I thought this was implemented in an interesting way - by adjusting the opacity of the render target with depth, I was able to have the OpenGL clear color show through during the first pass. This was an easy way to create the colored fog, but it may be more efficient to disable depth testing ( as this main render texture is drawn with the use of a triangle, to blit to the screen surface ) and simply draw that first pass with a blended color, weighted by the same logic, and skip the API clear call altogether.
Since the operation to draw the computed minimap over the main rendered output is done as a second pass, the alpha blending for that pass will still work as intended. I'm not sure how much time it would actually save, but this may be a good change to make to the implementation.
This draws from some code that I wrote a while ago, which was closely modeled after this implementation by Nicholas McDonald. It uses particles moving around a heightmap, picking up and depositing sediment, to model the natural process of hydraulic erosion. Much like the real phenomenon, this is a heavy process, requiring a large number of particles to be run before any significant changes in the terrain can be seen.
Initially, I tried running the whole program as a single threaded process, as before, but now with this update running between the rendering of frames. This caused a significant delay between frame updates, as a significant amount of work had to take place to compute the update and prepare the textures to send to the GPU to render. I spent a while thinking about how to fix this, and arrived at the current implementation. This creates a worker thread, at the beginning of the program execution, and has it a sequence of functions: run the simulation update with a configured number of simulation steps, then prepare the texture data as uint8 buffers which are ready to be sent directly to the GPU, and then set a completion flag. The main thread sees this flag, and resends the textures, invokes the shaders to compute the color data, and then presents it. If the flag indicates that the worker thread is still computing the updated data, the rendering process runs as it normally would, using the data that has been most recently been sent to the GPU.

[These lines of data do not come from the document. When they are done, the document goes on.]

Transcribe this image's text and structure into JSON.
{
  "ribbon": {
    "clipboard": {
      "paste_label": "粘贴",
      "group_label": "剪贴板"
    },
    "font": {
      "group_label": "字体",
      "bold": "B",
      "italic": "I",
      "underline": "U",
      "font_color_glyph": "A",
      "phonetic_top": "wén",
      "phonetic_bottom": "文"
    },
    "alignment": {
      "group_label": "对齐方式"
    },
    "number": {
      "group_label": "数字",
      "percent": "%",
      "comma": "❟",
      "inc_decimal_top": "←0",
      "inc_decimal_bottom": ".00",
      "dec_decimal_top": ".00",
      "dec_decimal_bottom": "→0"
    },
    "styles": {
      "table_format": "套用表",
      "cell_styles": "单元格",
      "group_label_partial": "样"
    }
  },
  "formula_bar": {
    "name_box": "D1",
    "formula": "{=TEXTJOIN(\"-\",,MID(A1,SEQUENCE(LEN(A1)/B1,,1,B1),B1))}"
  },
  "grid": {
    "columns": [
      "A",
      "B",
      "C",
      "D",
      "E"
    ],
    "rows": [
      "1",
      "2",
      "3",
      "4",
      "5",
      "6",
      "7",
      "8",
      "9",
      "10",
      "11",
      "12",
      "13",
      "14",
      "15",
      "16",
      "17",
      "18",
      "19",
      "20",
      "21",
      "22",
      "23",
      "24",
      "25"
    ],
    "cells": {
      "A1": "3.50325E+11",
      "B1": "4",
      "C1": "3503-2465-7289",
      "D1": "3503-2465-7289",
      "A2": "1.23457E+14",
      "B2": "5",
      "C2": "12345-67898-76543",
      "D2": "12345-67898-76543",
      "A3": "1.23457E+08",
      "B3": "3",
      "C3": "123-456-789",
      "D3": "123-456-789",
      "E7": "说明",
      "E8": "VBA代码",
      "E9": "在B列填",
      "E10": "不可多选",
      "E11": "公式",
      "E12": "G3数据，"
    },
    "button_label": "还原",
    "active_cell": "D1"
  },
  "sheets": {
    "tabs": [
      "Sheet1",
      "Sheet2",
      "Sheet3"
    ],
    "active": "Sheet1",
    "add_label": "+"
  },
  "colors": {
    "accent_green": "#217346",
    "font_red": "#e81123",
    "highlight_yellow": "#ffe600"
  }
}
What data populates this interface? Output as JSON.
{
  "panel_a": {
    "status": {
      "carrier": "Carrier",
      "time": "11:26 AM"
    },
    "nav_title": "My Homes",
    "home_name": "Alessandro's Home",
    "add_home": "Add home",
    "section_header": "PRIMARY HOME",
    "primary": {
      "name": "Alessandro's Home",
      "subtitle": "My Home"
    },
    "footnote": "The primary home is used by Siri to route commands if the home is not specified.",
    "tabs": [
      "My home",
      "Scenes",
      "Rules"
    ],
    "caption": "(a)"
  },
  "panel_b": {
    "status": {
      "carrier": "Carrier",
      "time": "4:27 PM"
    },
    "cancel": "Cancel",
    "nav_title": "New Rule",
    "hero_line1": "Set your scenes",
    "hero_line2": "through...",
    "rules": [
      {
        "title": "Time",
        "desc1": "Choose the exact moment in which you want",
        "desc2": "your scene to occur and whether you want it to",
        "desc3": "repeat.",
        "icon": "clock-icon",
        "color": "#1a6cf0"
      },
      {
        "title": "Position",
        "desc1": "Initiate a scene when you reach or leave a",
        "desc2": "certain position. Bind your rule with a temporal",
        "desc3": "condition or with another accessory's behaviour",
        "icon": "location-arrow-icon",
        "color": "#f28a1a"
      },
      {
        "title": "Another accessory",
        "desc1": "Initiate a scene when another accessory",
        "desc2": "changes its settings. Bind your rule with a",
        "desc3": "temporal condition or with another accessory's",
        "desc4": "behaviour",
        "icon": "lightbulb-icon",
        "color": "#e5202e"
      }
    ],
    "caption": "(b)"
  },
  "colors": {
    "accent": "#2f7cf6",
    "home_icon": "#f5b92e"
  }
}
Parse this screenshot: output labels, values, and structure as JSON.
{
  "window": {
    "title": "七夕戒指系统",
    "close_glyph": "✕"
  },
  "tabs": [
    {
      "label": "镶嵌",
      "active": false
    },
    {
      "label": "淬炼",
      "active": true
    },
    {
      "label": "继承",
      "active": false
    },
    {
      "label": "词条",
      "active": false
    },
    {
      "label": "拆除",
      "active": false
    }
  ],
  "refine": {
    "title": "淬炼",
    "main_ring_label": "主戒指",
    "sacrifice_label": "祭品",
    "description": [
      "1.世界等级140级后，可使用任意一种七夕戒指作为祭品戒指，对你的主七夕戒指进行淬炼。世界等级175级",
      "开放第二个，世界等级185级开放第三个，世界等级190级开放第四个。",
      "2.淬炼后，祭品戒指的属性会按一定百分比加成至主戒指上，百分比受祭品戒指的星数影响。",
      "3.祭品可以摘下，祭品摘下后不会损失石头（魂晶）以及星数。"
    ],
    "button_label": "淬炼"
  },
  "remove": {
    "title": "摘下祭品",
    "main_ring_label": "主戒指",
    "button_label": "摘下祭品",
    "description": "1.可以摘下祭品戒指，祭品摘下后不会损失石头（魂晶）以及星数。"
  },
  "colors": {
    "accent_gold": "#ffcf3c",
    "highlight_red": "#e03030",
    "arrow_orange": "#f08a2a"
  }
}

This method, keeping this heavy work out of the main rendering thread, prevents any kind of hang between frames. The buffering of a 1024x1024 texture and running of the texture generation shader do not cause any perceivable hang. It all takes place well within the 16ms frame budget for 60fps, as the two render passes take a total of about 3ms.
To generate the view you see above, there are a few contributing factors. The worker thread produces two textures, which are fed as input to the heightmap and colormap on the GPU. The heightmap contains the height data, but the colormap initially contains the normals, which are computed as part of the hydraulic erosion code, to inform the acceleration of the particles as they flow downhill. You can see what that input data looks like, here:
This data is used to compute diffuse lighting based on the dot product of the normal with a vector pointing straight up. This manifests as light colored highlights on flat surfaces, with steeper slopes getting progressively darker. You can see what this looks like, by itself, in these next two images:
By multiplying a height based gradient from yellow to green by this diffuse lighting value, you can start to see some more interesting results like this:
As you can see in these couple images above, the computed output does not have shadows calculated upon the colormap. An interesting thing to add to the coloration shader would be traversal of the map, to check for occlusion, and adding some shadow contribution to the color output. There's a lot of headroom left, timewise, for this type of processing. In addition to this, I have a number of other ideas that may be directions worth pursuing. These might be exercises left to the interested reader:
Last updated 12/3/2021